The question that comes to mind is – do we need more states? Which is more believable – that lack of development is caused by the ten states’ system or that it is the result of poor leadership coupled with corruption and incompetence? It is a well known fact that 4 billion US Dollars was embezzled in Juba under the President’s very nose. Also, few incidents of theft and embezzlement involving thousands and millions of US Dollars occurred in the office of the President. With all that in mind – how likely that the situation would improve with the creation of the new 28 states and the expansion of the government apparatus?
In the context of good governance, the issue of the number of states is a secondary one. The primary issue is the system of governance that is acceptable to the people of South Sudan. Historically, federalism has been the demand of the people since 1947 and remains popular among the overwhelming majority to this day.
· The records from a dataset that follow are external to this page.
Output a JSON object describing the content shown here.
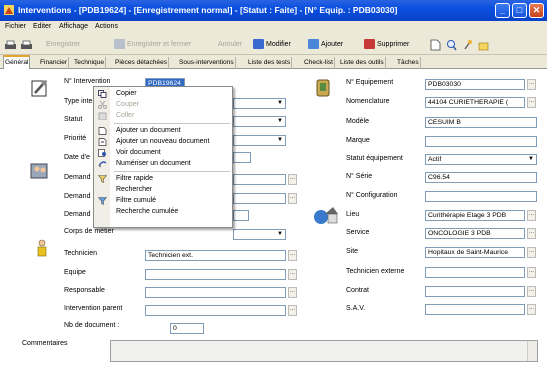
{
  "window": {
    "title": "Interventions - [PDB19624] - [Enregistrement normal] - [Statut : Faite] - [N° Equip. : PDB03030]",
    "minimize": "_",
    "maximize": "□",
    "close": "✕"
  },
  "menu": {
    "items": [
      "Fichier",
      "Editer",
      "Affichage",
      "Actions"
    ]
  },
  "toolbar": {
    "enregistrer": "Enregistrer",
    "enregistrer_fermer": "Enregistrer et fermer",
    "annuler": "Annuler",
    "modifier": "Modifier",
    "ajouter": "Ajouter",
    "supprimer": "Supprimer"
  },
  "tabs": [
    "Général",
    "Financier",
    "Technique",
    "Pièces détachées",
    "Sous-interventions",
    "Liste des tests",
    "Check-list",
    "Liste des outils",
    "Tâches"
  ],
  "left": {
    "n_intervention_label": "N° Intervention",
    "n_intervention_value": "PDB19624",
    "type_label": "Type inte",
    "statut_label": "Statut",
    "priorite_label": "Priorité",
    "date_label": "Date d'e",
    "demandeur1_label": "Demand",
    "demandeur2_label": "Demand",
    "demandeur3_label": "Demand",
    "corps_label": "Corps de métier",
    "technicien_label": "Technicien",
    "technicien_value": "Technicien ext.",
    "equipe_label": "Equipe",
    "responsable_label": "Responsable",
    "intervention_parent_label": "Intervention parent",
    "nb_document_label": "Nb de document :",
    "nb_document_value": "0",
    "commentaires_label": "Commentaires"
  },
  "right": {
    "n_equipement_label": "N° Equipement",
    "n_equipement_value": "PDB03030",
    "nomenclature_label": "Nomenclature",
    "nomenclature_value": "44104 CURIETHERAPIE (",
    "modele_label": "Modèle",
    "modele_value": "CESUIM B",
    "marque_label": "Marque",
    "marque_value": "",
    "statut_equipement_label": "Statut équipement",
    "statut_equipement_value": "Actif",
    "n_serie_label": "N° Série",
    "n_serie_value": "C96.54",
    "n_configuration_label": "N° Configuration",
    "n_configuration_value": "",
    "lieu_label": "Lieu",
    "lieu_value": "Curithérapie Etage 3 PDB",
    "service_label": "Service",
    "service_value": "ONCOLOGIE 3 PDB",
    "site_label": "Site",
    "site_value": "Hopitaux de Saint-Maurice",
    "technicien_externe_label": "Technicien externe",
    "contrat_label": "Contrat",
    "sav_label": "S.A.V."
  },
  "context_menu": {
    "copier": "Copier",
    "couper": "Couper",
    "coller": "Coller",
    "ajouter_document": "Ajouter un document",
    "ajouter_nouveau_document": "Ajouter un nouveau document",
    "voir_document": "Voir document",
    "numeriser_document": "Numériser un document",
    "filtre_rapide": "Filtre rapide",
    "rechercher": "Rechercher",
    "filtre_cumule": "Filtre cumulé",
    "recherche_cumulee": "Recherche cumulée"
  },
  "colors": {
    "titlebar": "#0a4fe0",
    "selection": "#316ac5",
    "tab_active_accent": "#e6a42e"
  },
  "icons": {
    "dropdown": "▼",
    "ellipsis": "..."
  }
}
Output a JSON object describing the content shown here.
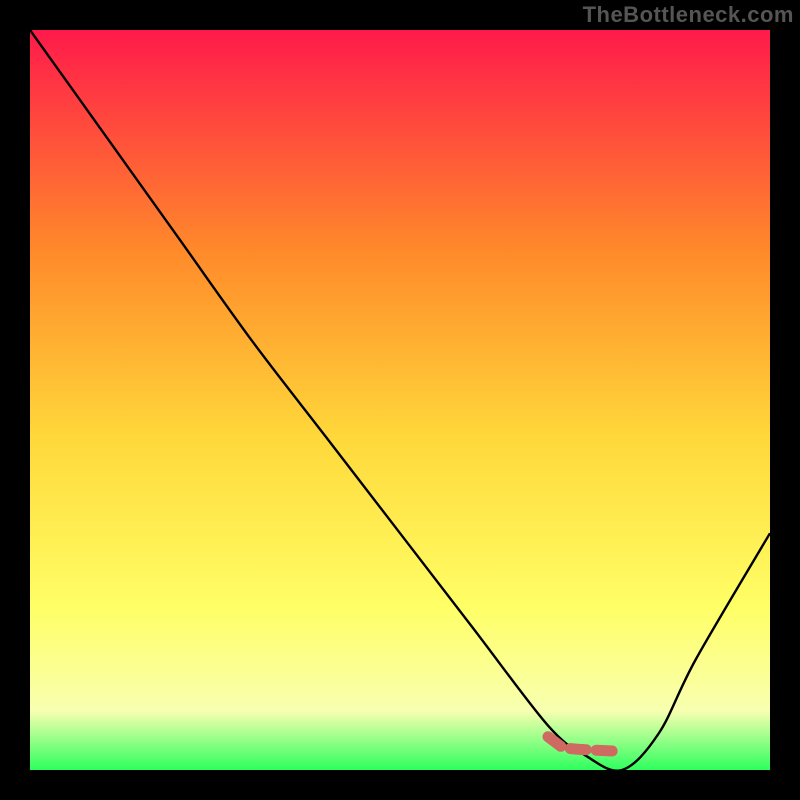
{
  "watermark": "TheBottleneck.com",
  "colors": {
    "gradient_top": "#ff1a4b",
    "gradient_mid_upper": "#ff8a2a",
    "gradient_mid": "#ffd83a",
    "gradient_mid_lower": "#ffff66",
    "gradient_lower": "#f8ffb0",
    "gradient_bottom": "#2eff5e",
    "curve": "#000000",
    "marker": "#cf6a63"
  },
  "chart_data": {
    "type": "line",
    "title": "",
    "xlabel": "",
    "ylabel": "",
    "x": [
      0.0,
      0.1,
      0.2,
      0.3,
      0.4,
      0.5,
      0.6,
      0.7,
      0.75,
      0.8,
      0.85,
      0.9,
      1.0
    ],
    "values": [
      1.0,
      0.86,
      0.72,
      0.58,
      0.45,
      0.32,
      0.19,
      0.06,
      0.02,
      0.0,
      0.05,
      0.15,
      0.32
    ],
    "ylim": [
      0,
      1
    ],
    "xlim": [
      0,
      1
    ],
    "highlight_segment": {
      "x": [
        0.7,
        0.72,
        0.74,
        0.76,
        0.78,
        0.8
      ],
      "y": [
        0.045,
        0.03,
        0.028,
        0.027,
        0.026,
        0.025
      ]
    }
  }
}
Therefore, and contrary to the regime’s rhetoric, the 28 states is not a popular demand, federalism is. Moving the country forward requires visionary leadership, innovative planning, administrative and fiscal discipline and hard work. In essence, the decision to increase the number of states should be based on economic benefits rather than on political or tribal gains.
When a tourist planning to visit our country learns about the new states through the media, and being cognizant of the international norms, he or she would expect nothing less than airports, hotels, restaurants, highways, 24 hours electricity supply, Clean water supply and above all security. Good Lord! We do not have a single easily passable road between Bor and Pibor. The Road between Malakal and Naser is seasonal and the same applies to many parts of South Sudan. The total length of tarmac roads in the whole of South Sudan is less than 150 miles. Having a tap water supply in your household is a luxury in the 21st century’s South Sudan. Rather than increasing government spending by creating more unproductive posts with the risk of increasing the number of embezzlers – why not use those funds in building the infrastructure all over the country? Increasing the number of counties to ensure equitable representation in the NLA would be a wiser option at extremely low cost than increasing the number of states. It has been recognised worldwide that big government seldom delivers the results that people have hoped to attain. It’s prone to maddening bureaucracy and rampant corruption. The keys to prosperity are small government, strategic planning, anti-corruption stance and fiscal conservatism.
The author can be reached at email@example.com
[ad name=”Google Ad 07″]